- Problem statement
Look through the data for the string "PERÍODO". Copy every line where it is found.

__________

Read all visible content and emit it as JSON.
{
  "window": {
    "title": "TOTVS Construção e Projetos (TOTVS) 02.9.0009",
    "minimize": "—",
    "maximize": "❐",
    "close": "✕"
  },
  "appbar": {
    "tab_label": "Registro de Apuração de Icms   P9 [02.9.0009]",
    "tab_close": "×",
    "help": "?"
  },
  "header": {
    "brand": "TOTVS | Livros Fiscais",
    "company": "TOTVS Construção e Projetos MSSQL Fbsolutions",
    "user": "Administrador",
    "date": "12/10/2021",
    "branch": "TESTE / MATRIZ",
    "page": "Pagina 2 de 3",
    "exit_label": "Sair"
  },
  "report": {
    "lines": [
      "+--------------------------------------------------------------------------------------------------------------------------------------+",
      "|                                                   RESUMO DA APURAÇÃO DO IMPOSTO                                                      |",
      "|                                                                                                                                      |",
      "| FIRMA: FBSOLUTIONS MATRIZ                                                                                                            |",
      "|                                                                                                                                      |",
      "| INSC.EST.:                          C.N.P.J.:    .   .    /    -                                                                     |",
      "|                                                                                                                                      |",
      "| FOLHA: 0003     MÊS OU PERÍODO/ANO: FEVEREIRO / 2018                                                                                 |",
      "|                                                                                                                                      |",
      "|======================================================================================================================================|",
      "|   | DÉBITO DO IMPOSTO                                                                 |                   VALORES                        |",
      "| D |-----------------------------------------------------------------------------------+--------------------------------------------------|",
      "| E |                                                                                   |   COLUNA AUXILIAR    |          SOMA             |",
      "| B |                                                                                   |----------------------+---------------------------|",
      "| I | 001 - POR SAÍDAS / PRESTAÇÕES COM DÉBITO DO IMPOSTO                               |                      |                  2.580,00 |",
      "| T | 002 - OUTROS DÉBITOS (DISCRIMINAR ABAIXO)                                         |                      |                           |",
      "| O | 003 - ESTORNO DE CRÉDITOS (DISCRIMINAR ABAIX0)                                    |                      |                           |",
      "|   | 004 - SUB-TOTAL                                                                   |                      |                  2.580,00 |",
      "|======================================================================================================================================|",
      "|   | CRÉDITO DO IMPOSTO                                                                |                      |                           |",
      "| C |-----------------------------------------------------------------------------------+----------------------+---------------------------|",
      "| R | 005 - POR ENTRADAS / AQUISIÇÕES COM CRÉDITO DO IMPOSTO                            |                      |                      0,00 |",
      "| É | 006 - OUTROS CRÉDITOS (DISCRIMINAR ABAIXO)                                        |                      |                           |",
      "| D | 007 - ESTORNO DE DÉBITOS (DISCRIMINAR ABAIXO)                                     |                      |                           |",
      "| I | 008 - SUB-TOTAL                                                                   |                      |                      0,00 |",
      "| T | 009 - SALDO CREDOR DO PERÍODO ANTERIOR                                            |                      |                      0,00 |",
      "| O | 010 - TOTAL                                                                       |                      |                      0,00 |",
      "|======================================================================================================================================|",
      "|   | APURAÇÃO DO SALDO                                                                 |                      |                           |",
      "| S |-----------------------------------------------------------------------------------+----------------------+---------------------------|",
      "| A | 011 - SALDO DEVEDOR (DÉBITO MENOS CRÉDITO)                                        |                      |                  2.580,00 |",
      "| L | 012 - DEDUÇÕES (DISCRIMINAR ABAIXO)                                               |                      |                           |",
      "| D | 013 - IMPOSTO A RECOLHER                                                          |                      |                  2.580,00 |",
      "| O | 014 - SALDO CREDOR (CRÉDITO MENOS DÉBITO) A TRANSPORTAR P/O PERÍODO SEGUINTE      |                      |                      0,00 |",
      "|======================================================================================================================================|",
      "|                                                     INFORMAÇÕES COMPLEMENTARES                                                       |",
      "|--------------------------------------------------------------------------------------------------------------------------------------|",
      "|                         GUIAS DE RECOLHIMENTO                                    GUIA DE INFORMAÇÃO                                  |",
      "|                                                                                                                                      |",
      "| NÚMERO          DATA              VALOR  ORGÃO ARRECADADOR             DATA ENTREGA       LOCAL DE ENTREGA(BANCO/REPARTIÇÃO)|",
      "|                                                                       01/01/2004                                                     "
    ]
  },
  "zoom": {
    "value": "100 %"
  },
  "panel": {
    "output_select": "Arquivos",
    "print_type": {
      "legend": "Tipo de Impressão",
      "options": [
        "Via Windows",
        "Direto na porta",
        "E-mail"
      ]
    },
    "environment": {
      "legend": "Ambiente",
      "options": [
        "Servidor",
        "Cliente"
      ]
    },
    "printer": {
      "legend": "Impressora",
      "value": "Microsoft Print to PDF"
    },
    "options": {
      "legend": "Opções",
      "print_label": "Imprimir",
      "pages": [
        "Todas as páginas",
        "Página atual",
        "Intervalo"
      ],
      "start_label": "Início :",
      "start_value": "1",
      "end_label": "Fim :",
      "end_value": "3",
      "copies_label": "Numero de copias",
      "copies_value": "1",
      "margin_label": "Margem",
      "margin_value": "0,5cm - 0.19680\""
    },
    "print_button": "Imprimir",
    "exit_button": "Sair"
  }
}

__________

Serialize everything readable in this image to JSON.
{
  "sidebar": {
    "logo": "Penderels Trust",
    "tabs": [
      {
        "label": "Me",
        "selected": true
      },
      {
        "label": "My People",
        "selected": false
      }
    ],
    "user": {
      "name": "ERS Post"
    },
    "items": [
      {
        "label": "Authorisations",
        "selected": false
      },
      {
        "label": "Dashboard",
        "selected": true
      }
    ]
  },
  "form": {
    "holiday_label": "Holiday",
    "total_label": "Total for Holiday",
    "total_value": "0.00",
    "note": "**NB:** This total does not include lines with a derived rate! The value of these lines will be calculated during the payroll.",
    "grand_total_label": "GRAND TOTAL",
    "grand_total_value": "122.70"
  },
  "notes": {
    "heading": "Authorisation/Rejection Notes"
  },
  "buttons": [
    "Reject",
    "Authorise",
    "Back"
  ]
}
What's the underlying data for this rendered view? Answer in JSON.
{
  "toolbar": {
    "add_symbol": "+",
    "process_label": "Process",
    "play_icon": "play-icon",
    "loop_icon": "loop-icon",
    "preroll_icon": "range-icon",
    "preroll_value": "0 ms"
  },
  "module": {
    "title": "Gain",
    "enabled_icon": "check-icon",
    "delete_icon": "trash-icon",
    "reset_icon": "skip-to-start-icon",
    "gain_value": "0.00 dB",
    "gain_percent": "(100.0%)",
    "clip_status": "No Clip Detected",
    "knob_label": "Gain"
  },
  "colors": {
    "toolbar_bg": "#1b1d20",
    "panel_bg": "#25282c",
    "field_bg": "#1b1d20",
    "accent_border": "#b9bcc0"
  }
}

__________

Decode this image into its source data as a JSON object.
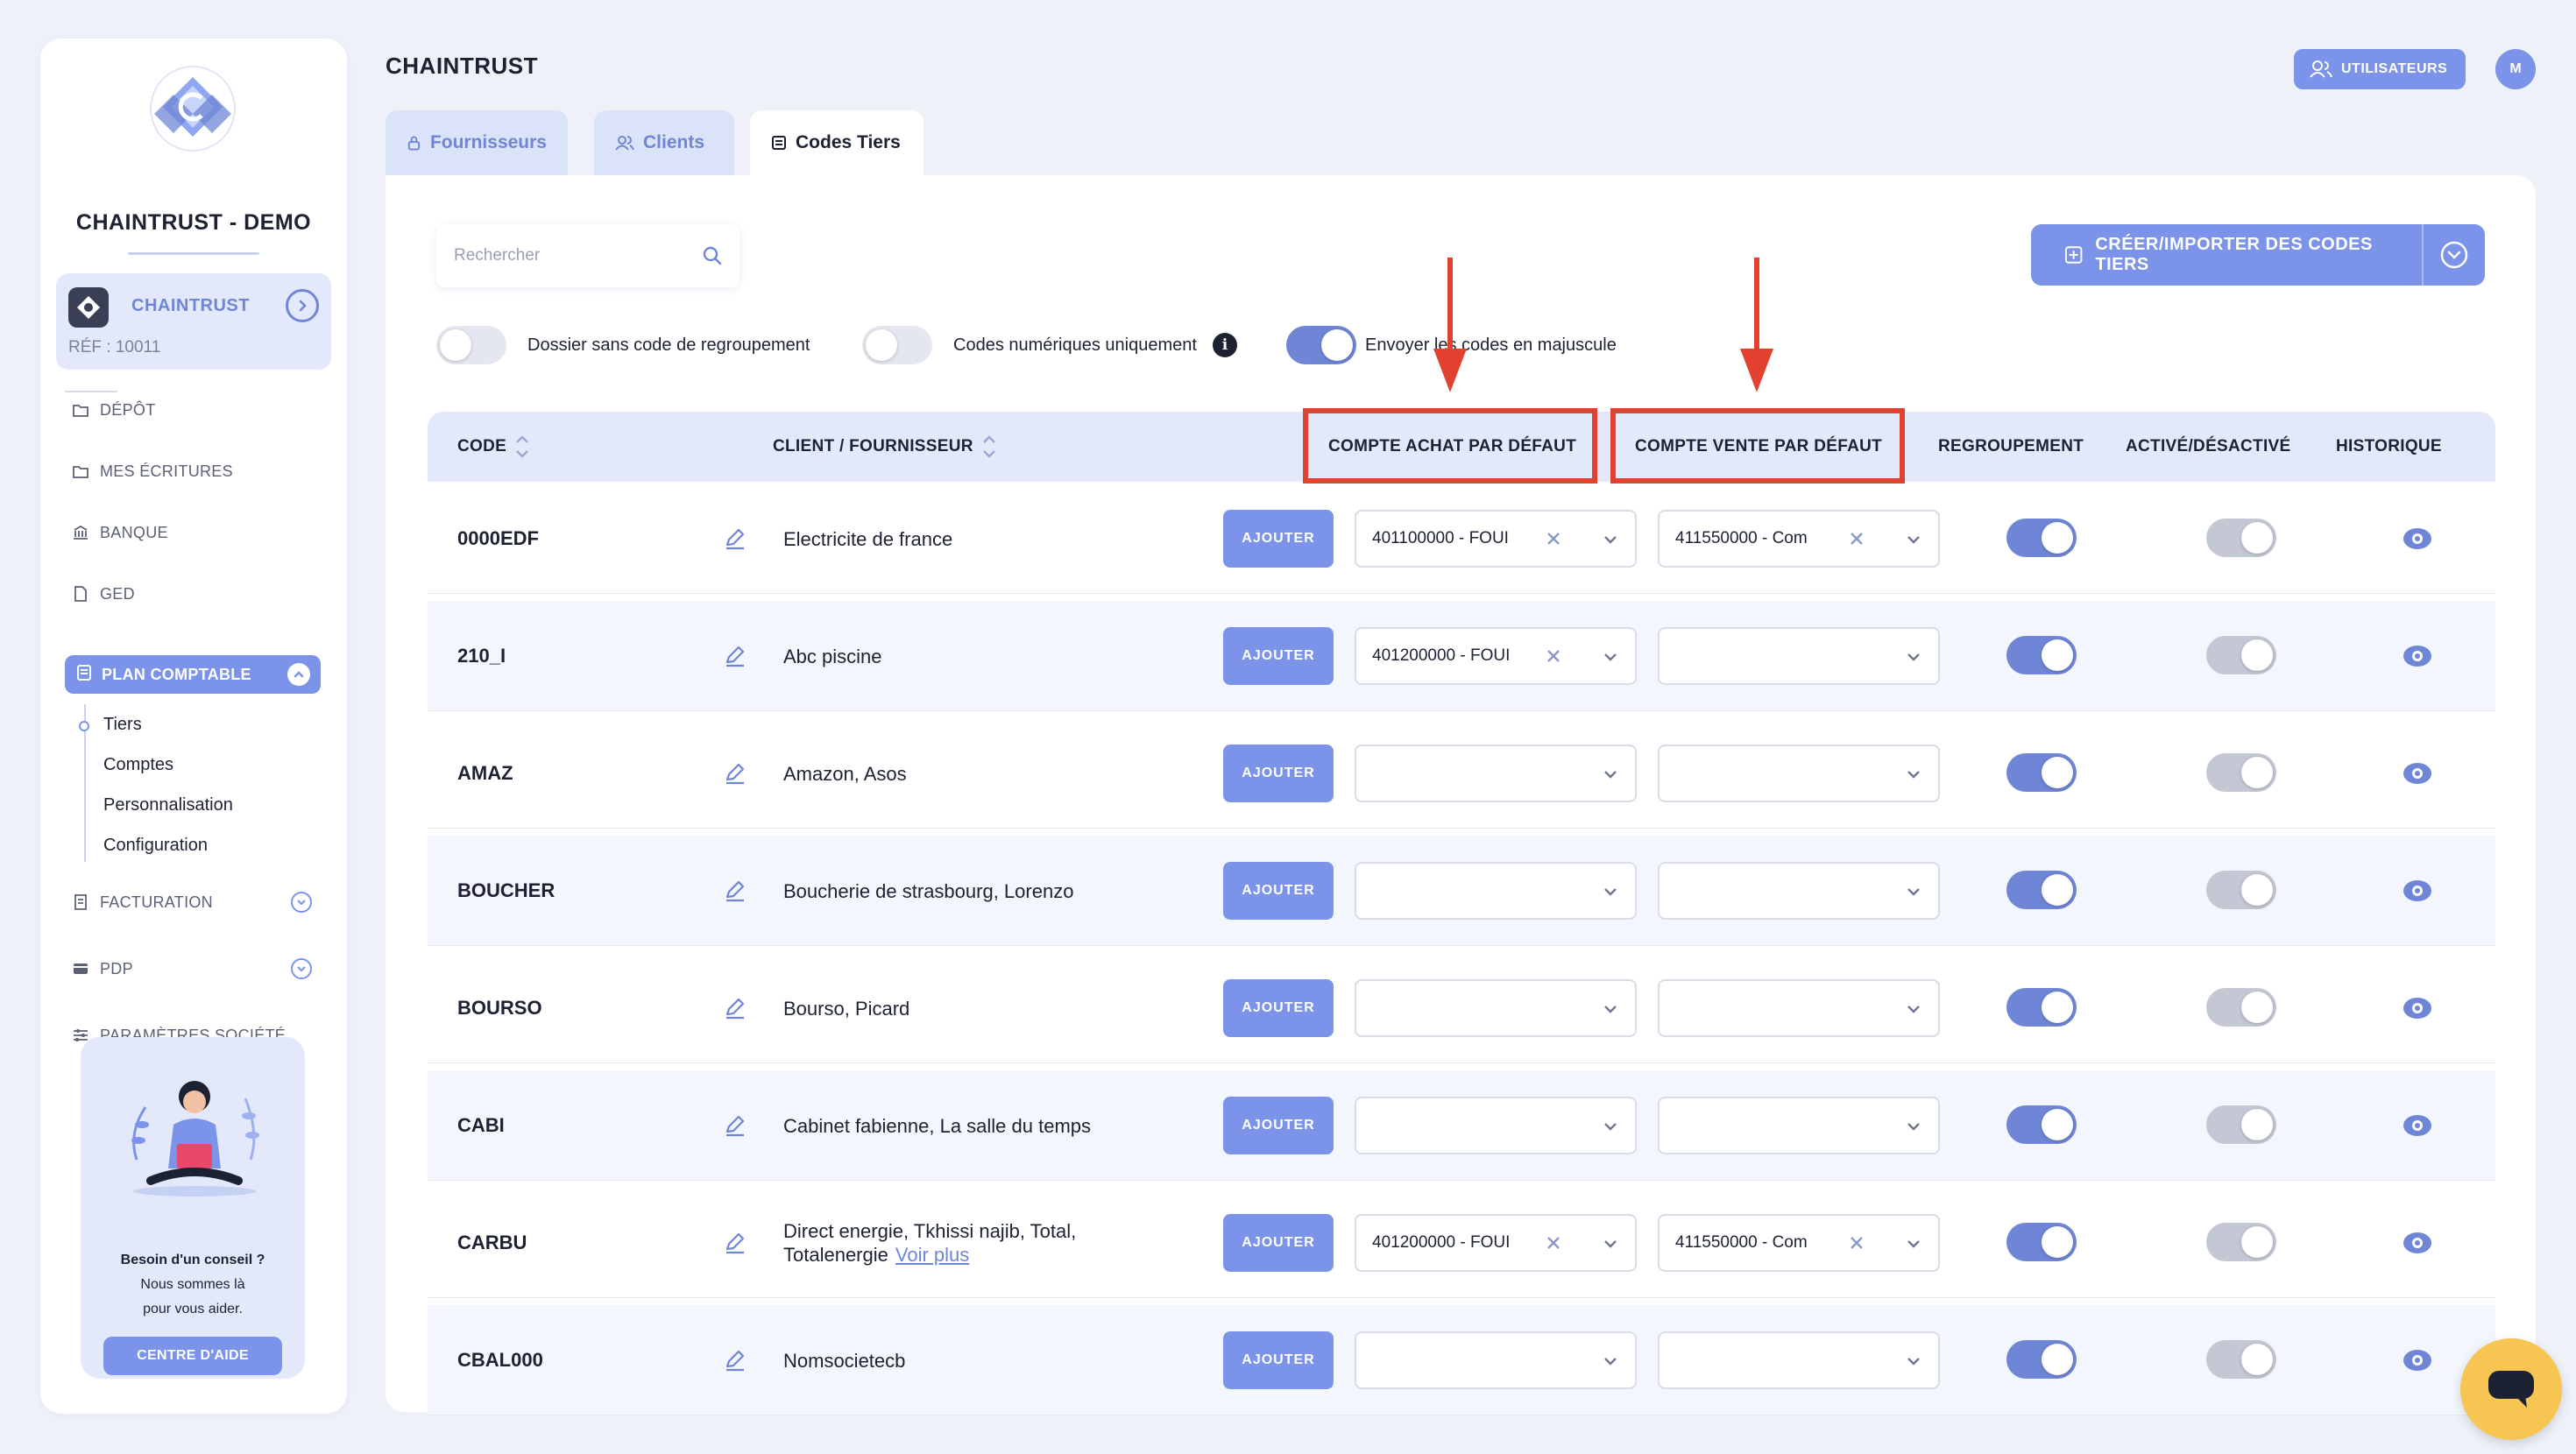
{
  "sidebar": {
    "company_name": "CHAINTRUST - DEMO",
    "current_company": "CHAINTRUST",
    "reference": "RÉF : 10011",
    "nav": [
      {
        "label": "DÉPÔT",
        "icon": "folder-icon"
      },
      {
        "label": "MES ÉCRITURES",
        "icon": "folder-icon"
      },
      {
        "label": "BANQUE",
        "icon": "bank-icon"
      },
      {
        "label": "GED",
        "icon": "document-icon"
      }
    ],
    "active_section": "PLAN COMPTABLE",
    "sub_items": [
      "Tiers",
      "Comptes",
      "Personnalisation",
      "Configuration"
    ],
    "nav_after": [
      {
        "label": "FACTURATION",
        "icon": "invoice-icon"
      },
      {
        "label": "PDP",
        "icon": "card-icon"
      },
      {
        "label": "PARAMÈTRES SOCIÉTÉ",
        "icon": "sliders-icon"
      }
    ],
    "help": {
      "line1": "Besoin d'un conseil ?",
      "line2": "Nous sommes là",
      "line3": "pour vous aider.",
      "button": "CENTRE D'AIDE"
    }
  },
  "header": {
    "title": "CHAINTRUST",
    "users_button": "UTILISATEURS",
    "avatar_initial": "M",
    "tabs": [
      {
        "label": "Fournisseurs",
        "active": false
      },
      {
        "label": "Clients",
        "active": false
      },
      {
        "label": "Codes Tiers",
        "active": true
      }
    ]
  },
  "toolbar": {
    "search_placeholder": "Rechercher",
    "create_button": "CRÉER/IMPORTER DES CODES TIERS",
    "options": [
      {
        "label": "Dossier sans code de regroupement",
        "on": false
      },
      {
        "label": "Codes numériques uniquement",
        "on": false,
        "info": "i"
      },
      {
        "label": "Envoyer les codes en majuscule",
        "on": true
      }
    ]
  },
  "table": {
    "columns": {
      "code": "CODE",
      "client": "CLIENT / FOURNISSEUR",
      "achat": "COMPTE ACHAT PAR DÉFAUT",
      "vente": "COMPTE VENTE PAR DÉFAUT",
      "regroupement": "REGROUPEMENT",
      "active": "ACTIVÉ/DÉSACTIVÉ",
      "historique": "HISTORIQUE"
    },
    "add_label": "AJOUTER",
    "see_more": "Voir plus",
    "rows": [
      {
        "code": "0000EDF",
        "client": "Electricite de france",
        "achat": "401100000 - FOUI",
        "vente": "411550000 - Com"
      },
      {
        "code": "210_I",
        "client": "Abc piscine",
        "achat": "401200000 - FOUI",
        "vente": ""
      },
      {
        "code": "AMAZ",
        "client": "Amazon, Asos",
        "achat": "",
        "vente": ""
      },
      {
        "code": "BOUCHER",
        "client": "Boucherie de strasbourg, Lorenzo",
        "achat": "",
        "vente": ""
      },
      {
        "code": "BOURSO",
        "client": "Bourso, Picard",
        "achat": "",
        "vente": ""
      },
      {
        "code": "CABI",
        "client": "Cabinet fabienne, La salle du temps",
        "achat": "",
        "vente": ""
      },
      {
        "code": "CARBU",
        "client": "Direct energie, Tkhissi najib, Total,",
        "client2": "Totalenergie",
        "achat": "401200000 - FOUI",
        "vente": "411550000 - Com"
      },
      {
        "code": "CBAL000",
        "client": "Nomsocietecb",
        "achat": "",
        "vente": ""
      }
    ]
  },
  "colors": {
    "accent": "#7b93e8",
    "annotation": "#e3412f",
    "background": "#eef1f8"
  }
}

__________

- Reply to the exercise
      "| FOLHA: 0003     MÊS OU PERÍODO/ANO: FEVEREIRO / 2018                                                                                 |",
      "| T | 009 - SALDO CREDOR DO PERÍODO ANTERIOR                                            |                      |                      0,00 |",
      "| O | 014 - SALDO CREDOR (CRÉDITO MENOS DÉBITO) A TRANSPORTAR P/O PERÍODO SEGUINTE      |                      |                      0,00 |",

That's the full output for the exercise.